My mother asked me what I thought she should do with the dog tags. I told her I didn’t know. But what I thought was, I want to hold them for a moment’s reflection and then fling them onto the field where he died.I don't have my father's dog tags, although I think I have seen them somewhere in the memorabilia we have in boxes around the house. He survived the war.
That is where they belong.
But I have been giving away some of the things I have discovered. I gave my nephew a Japanese officer's sword Dad brought back. I also seem to remember him bringing back a Japanese infantry rifle, but I think it is long gone. Over Christmas, I gave my nephew my father's military-issue watch. It was an Elgin, with a canvas strap band.

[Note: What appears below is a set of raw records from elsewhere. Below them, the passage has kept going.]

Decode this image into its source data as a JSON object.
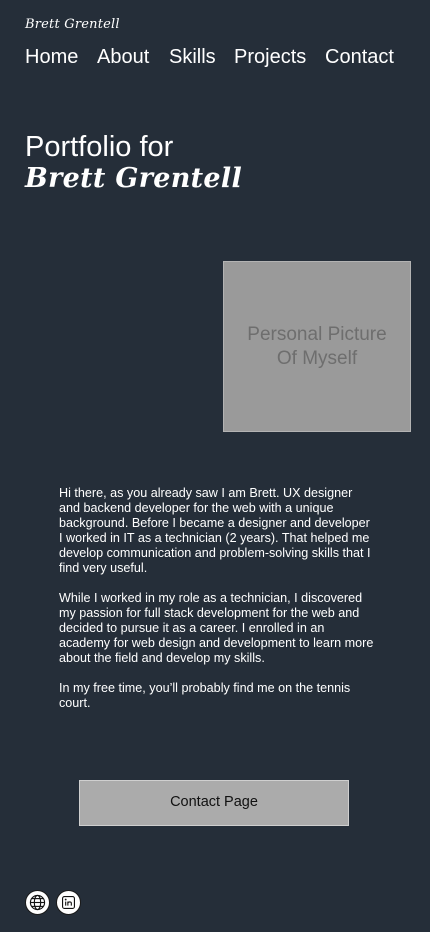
{
  "header": {
    "brand": "Brett Grentell",
    "nav": [
      "Home",
      "About",
      "Skills",
      "Projects",
      "Contact"
    ]
  },
  "hero": {
    "line1": "Portfolio for",
    "line2": "Brett Grentell"
  },
  "photo": {
    "placeholder": "Personal Picture Of Myself"
  },
  "bio": {
    "paragraphs": [
      "Hi there, as you already saw I am Brett.  UX designer and backend developer for the web with a unique background.  Before I became a designer and developer I worked in IT as a technician (2 years). That helped me develop communication and problem-solving skills that I find very useful.",
      "While I worked in my role as a technician, I discovered my passion for full stack development for the web and decided to pursue it as a career.  I enrolled in an academy for web design and development to learn more about the field and develop my skills.",
      "In my free time, you’ll probably find me on the tennis court."
    ]
  },
  "cta": {
    "label": "Contact Page"
  },
  "social": {
    "icons": [
      "globe-icon",
      "linkedin-icon"
    ]
  },
  "colors": {
    "background": "#252e39",
    "placeholder_gray": "#9a9a9a",
    "button_gray": "#ababab"
  }
}
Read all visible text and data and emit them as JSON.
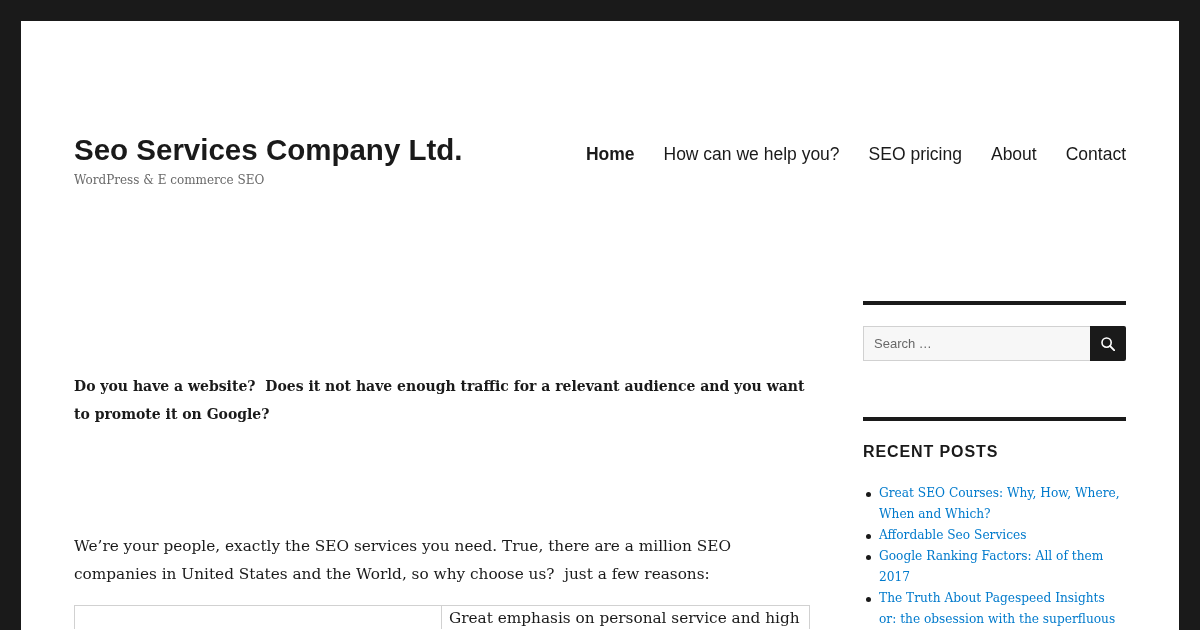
{
  "site": {
    "title": "Seo Services Company Ltd.",
    "tagline": "WordPress & E commerce SEO"
  },
  "nav": [
    {
      "label": "Home",
      "selected": true
    },
    {
      "label": "How can we help you?",
      "selected": false
    },
    {
      "label": "SEO pricing",
      "selected": false
    },
    {
      "label": "About",
      "selected": false
    },
    {
      "label": "Contact",
      "selected": false
    }
  ],
  "content": {
    "paragraphs": [
      {
        "kind": "bold",
        "text": "Do you have a website?  Does it not have enough traffic for a relevant audience and you want to promote it on Google?"
      },
      {
        "kind": "normal",
        "text": "We’re your people, exactly the SEO services you need. True, there are a million SEO companies in United States and the World, so why choose us?  just a few reasons:"
      }
    ],
    "table": {
      "rows": [
        {
          "column_2": "Great emphasis on personal service and high"
        }
      ]
    }
  },
  "sidebar": {
    "search": {
      "placeholder": "Search …"
    },
    "recent_posts": {
      "title": "RECENT POSTS",
      "items": [
        "Great SEO Courses: Why, How, Where, When and Which?",
        "Affordable Seo Services",
        "Google Ranking Factors: All of them 2017",
        "The Truth About Pagespeed Insights or: the obsession with the superfluous"
      ]
    }
  }
}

"That's probably radium," he said when I handed it to him, describing the chipped surfaces on the hands and numerals. I imagine it is, given that no one paid much attention to minimal radiation emissions sixty years ago.
I gave my niece the minor equivalent of the officer's sword. It was a little knife, supposedly to be worn around the neck on a string. It looked like nothing so much as a minuscule version of a Samuri sword. The sheath and the handle were both some sort of hard wood, and the knife could be honed to an incredibly sharp, near razor-like edge.
I often thought about that sword and the knife. My father said he took the knife from a prisoner during the surrender of Japanese troops occupying Korea. That was after the bombs were dropped, and the Japanese held sway on the peninsula until American forces arrived. There would be no way to find that soldier. But the sword supposedly came from the Japanese officer acting as police chief in Seoul then, someone a person with research skills should be able to find. No doubt he would be dead now.
The sword wasn't jeweled or intriguingly decorated. It was simply a sword in the Samuri manner, a long arcing blade with the scabbard and the handle wrapped in wide bands of plum-maroon colored fabric, silk I suppose. It was -- is -- worth nothing but a handful of memories.
I don't know what my nephew, born in the mid-1980s, will do with it, or what my niece will do with the little knife. I suppose it is not my worry. Somehow, that thought allows me a shiver of comprehension of what might have gone through my friend's mind when she thought about flinging the dog tags back into the bloody ground of the Bulge.